═══ Listed entries ═══
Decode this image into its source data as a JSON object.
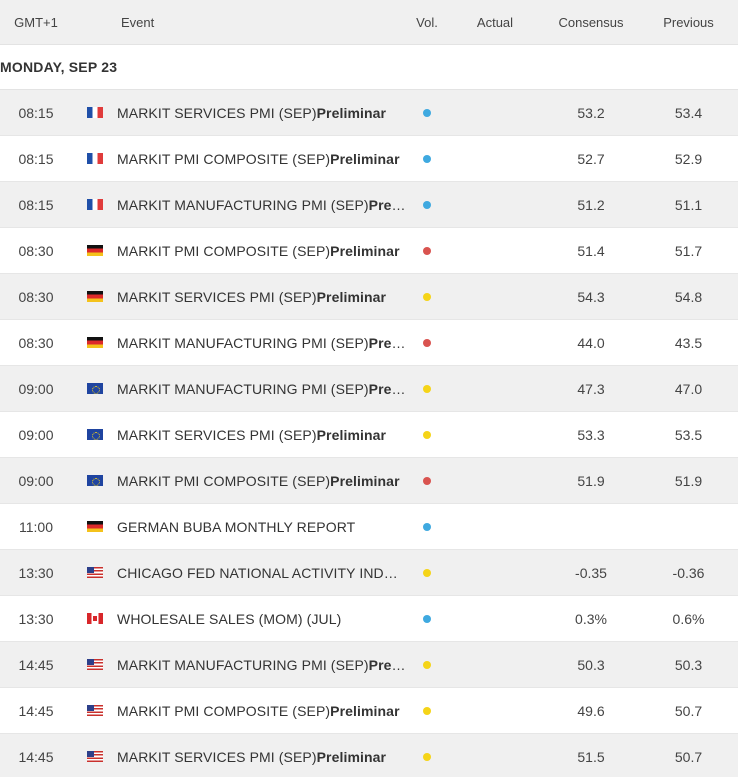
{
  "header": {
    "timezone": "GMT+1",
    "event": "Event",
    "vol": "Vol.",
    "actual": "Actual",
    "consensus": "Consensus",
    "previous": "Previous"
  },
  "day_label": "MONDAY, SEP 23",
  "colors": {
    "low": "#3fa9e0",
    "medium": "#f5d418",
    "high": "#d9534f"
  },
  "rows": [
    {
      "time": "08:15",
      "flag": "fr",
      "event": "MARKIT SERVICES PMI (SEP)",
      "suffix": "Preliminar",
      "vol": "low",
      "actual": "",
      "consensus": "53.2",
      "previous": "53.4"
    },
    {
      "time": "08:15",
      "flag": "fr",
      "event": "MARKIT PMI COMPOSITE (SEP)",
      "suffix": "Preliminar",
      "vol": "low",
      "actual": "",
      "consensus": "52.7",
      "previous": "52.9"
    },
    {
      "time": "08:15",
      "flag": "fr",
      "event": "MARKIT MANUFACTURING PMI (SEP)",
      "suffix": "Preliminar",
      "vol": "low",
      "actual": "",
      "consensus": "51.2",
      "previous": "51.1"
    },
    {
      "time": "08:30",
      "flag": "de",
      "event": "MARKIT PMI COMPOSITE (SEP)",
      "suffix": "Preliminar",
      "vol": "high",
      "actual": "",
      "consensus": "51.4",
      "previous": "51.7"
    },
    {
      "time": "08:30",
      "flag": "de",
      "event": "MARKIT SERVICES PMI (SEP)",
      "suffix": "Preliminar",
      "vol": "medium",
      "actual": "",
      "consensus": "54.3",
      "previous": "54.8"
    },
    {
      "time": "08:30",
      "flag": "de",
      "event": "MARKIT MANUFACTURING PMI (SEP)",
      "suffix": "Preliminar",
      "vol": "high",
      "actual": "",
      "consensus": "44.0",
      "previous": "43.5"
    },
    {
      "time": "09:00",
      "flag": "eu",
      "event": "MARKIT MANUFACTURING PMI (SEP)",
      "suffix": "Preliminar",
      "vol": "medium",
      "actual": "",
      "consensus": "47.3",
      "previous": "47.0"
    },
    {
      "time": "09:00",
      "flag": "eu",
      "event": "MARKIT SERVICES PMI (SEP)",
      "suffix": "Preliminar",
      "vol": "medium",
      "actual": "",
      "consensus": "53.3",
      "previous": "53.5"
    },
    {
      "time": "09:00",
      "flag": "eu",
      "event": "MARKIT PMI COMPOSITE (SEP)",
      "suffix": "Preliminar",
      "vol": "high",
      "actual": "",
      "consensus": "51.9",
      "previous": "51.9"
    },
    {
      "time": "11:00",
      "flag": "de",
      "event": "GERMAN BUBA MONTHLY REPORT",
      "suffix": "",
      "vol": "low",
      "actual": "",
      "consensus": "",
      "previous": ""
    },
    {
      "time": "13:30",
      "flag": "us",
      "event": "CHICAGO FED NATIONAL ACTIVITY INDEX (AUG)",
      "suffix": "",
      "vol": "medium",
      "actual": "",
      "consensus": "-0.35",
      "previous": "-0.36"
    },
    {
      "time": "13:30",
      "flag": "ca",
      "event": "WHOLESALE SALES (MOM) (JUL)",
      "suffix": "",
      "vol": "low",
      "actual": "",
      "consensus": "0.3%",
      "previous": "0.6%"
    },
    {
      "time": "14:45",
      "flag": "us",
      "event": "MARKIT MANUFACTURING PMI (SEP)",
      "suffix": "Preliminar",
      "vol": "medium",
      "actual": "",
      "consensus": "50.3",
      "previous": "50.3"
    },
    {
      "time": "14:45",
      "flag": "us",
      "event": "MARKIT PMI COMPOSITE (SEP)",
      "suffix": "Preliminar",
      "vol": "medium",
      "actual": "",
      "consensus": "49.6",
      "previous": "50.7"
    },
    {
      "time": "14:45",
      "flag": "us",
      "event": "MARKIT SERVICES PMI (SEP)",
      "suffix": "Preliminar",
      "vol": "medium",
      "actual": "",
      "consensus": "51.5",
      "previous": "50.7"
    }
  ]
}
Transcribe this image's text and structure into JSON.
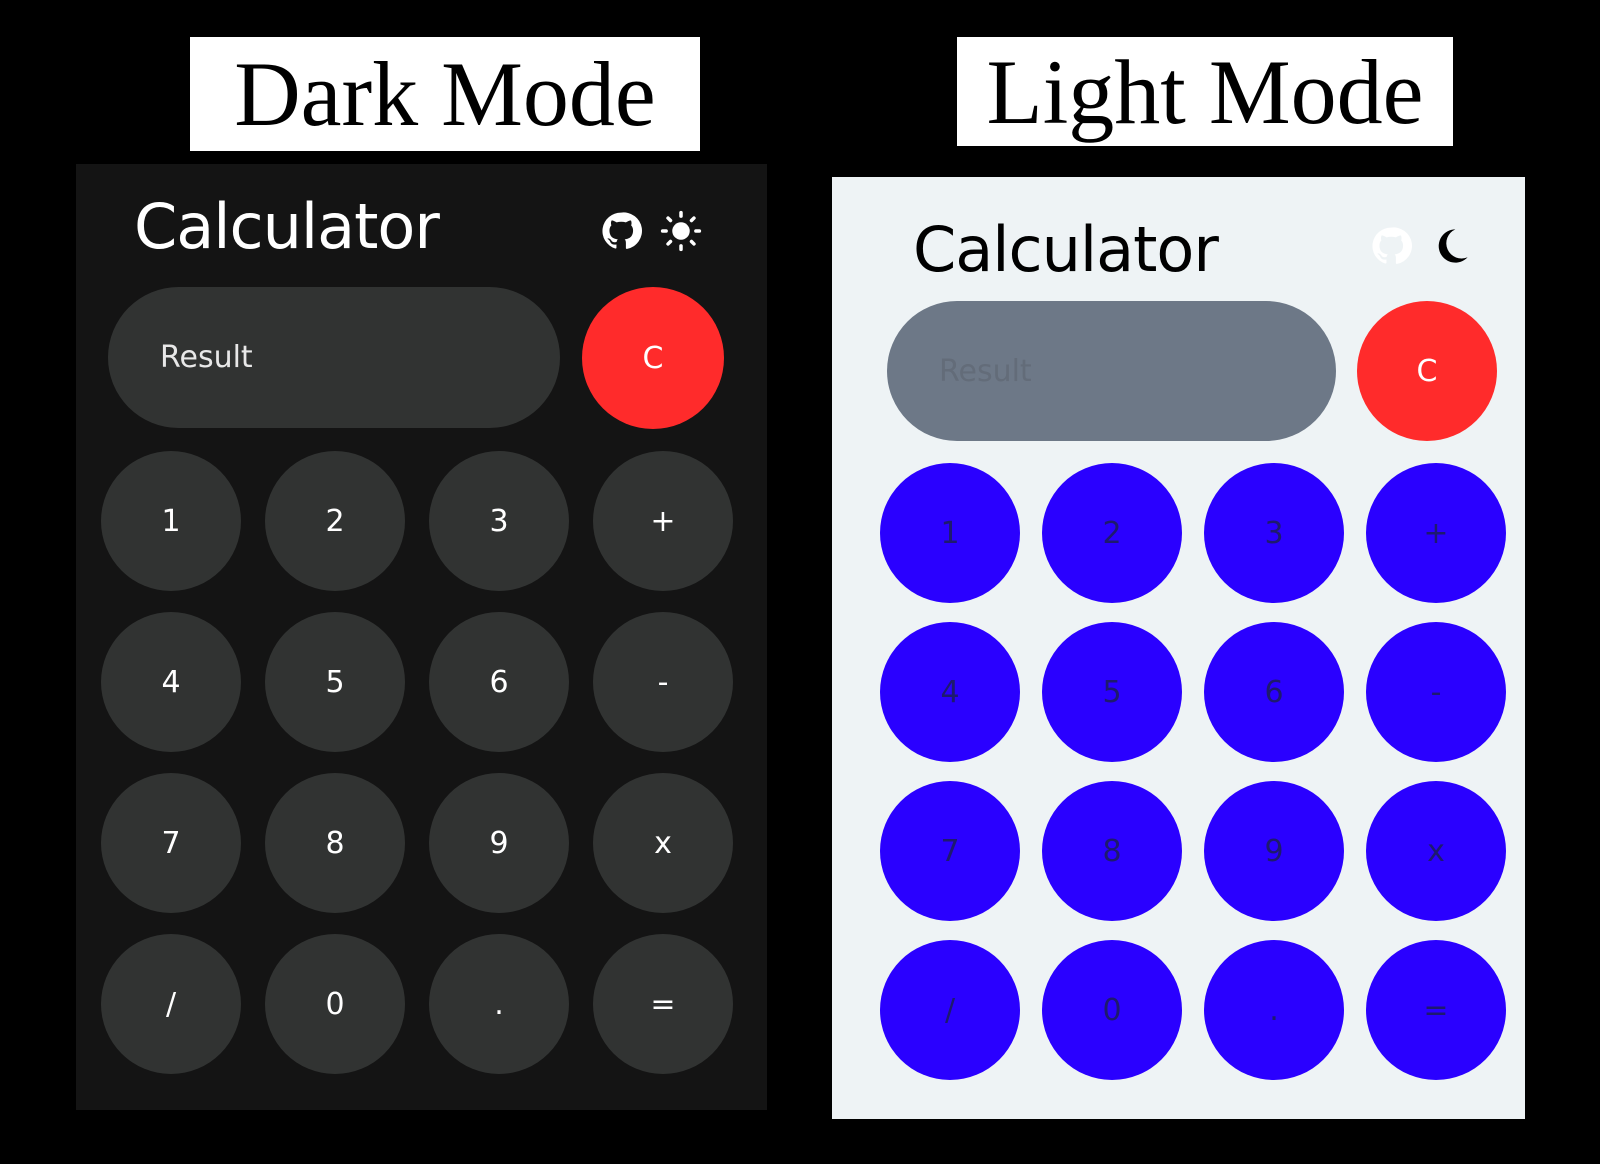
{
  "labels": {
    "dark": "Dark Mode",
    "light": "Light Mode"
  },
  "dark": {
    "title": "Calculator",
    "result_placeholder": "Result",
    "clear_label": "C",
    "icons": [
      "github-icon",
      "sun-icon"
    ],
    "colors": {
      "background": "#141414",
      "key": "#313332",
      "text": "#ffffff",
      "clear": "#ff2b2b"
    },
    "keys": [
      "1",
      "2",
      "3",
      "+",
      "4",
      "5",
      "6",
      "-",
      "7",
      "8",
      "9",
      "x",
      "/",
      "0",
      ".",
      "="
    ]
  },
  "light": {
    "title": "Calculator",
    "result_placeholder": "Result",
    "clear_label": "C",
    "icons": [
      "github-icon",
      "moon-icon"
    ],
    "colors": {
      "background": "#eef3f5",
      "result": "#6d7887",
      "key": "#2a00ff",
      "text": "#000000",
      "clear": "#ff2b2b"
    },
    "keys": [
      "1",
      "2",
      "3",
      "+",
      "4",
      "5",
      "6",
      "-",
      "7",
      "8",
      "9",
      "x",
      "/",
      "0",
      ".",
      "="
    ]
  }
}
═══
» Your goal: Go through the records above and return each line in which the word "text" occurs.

» Result of the exercise:
Transcribe this image's text and structure into JSON.
      "text": "#ffffff",
      "text": "#000000",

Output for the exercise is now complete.